Page and application data records
Content starts

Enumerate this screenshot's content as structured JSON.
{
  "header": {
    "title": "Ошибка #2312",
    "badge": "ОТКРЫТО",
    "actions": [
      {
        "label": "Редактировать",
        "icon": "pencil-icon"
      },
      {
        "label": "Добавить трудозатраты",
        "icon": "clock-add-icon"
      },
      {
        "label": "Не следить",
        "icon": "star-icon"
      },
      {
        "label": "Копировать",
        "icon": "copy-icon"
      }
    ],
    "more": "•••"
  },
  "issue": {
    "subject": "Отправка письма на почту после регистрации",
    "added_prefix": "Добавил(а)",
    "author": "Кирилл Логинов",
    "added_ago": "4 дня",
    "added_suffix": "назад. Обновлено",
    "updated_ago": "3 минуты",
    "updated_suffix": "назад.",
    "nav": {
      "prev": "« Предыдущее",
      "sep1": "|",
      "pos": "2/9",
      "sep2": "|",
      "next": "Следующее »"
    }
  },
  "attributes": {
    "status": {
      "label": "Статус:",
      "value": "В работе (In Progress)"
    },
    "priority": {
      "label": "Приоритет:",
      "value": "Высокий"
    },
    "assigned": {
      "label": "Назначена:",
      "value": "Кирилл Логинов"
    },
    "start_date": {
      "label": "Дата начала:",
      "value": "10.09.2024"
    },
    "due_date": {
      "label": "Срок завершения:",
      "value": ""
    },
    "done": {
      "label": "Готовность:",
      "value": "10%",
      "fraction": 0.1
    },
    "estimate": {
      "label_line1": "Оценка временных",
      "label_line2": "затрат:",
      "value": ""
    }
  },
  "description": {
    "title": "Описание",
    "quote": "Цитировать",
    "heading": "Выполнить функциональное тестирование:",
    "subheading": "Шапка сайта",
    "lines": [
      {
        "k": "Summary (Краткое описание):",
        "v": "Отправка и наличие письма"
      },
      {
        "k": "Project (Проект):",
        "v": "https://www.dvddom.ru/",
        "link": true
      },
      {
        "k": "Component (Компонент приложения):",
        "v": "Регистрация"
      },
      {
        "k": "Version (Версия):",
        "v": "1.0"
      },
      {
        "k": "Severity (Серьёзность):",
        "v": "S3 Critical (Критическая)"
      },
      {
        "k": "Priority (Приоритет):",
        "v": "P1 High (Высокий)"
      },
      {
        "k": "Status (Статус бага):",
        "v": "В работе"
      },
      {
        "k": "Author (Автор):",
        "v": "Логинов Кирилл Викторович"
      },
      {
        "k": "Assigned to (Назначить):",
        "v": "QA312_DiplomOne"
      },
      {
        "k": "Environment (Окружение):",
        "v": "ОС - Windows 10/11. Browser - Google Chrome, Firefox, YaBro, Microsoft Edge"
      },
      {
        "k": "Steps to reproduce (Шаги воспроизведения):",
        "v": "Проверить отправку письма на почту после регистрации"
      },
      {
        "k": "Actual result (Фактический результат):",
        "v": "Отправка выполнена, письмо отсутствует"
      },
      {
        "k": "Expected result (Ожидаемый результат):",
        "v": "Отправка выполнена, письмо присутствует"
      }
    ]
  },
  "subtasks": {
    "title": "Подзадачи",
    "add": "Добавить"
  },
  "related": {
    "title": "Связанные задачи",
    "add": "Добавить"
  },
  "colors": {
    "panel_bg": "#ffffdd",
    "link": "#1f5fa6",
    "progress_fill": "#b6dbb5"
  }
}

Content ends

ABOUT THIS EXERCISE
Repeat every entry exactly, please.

SOLUTION
Enumerate this screenshot's content as structured JSON.
{
  "header": {
    "title": "Ошибка #2312",
    "badge": "ОТКРЫТО",
    "actions": [
      {
        "label": "Редактировать",
        "icon": "pencil-icon"
      },
      {
        "label": "Добавить трудозатраты",
        "icon": "clock-add-icon"
      },
      {
        "label": "Не следить",
        "icon": "star-icon"
      },
      {
        "label": "Копировать",
        "icon": "copy-icon"
      }
    ],
    "more": "•••"
  },
  "issue": {
    "subject": "Отправка письма на почту после регистрации",
    "added_prefix": "Добавил(а)",
    "author": "Кирилл Логинов",
    "added_ago": "4 дня",
    "added_suffix": "назад. Обновлено",
    "updated_ago": "3 минуты",
    "updated_suffix": "назад.",
    "nav": {
      "prev": "« Предыдущее",
      "sep1": "|",
      "pos": "2/9",
      "sep2": "|",
      "next": "Следующее »"
    }
  },
  "attributes": {
    "status": {
      "label": "Статус:",
      "value": "В работе (In Progress)"
    },
    "priority": {
      "label": "Приоритет:",
      "value": "Высокий"
    },
    "assigned": {
      "label": "Назначена:",
      "value": "Кирилл Логинов"
    },
    "start_date": {
      "label": "Дата начала:",
      "value": "10.09.2024"
    },
    "due_date": {
      "label": "Срок завершения:",
      "value": ""
    },
    "done": {
      "label": "Готовность:",
      "value": "10%",
      "fraction": 0.1
    },
    "estimate": {
      "label_line1": "Оценка временных",
      "label_line2": "затрат:",
      "value": ""
    }
  },
  "description": {
    "title": "Описание",
    "quote": "Цитировать",
    "heading": "Выполнить функциональное тестирование:",
    "subheading": "Шапка сайта",
    "lines": [
      {
        "k": "Summary (Краткое описание):",
        "v": "Отправка и наличие письма"
      },
      {
        "k": "Project (Проект):",
        "v": "https://www.dvddom.ru/",
        "link": true
      },
      {
        "k": "Component (Компонент приложения):",
        "v": "Регистрация"
      },
      {
        "k": "Version (Версия):",
        "v": "1.0"
      },
      {
        "k": "Severity (Серьёзность):",
        "v": "S3 Critical (Критическая)"
      },
      {
        "k": "Priority (Приоритет):",
        "v": "P1 High (Высокий)"
      },
      {
        "k": "Status (Статус бага):",
        "v": "В работе"
      },
      {
        "k": "Author (Автор):",
        "v": "Логинов Кирилл Викторович"
      },
      {
        "k": "Assigned to (Назначить):",
        "v": "QA312_DiplomOne"
      },
      {
        "k": "Environment (Окружение):",
        "v": "ОС - Windows 10/11. Browser - Google Chrome, Firefox, YaBro, Microsoft Edge"
      },
      {
        "k": "Steps to reproduce (Шаги воспроизведения):",
        "v": "Проверить отправку письма на почту после регистрации"
      },
      {
        "k": "Actual result (Фактический результат):",
        "v": "Отправка выполнена, письмо отсутствует"
      },
      {
        "k": "Expected result (Ожидаемый результат):",
        "v": "Отправка выполнена, письмо присутствует"
      }
    ]
  },
  "subtasks": {
    "title": "Подзадачи",
    "add": "Добавить"
  },
  "related": {
    "title": "Связанные задачи",
    "add": "Добавить"
  },
  "colors": {
    "panel_bg": "#ffffdd",
    "link": "#1f5fa6",
    "progress_fill": "#b6dbb5"
  }
}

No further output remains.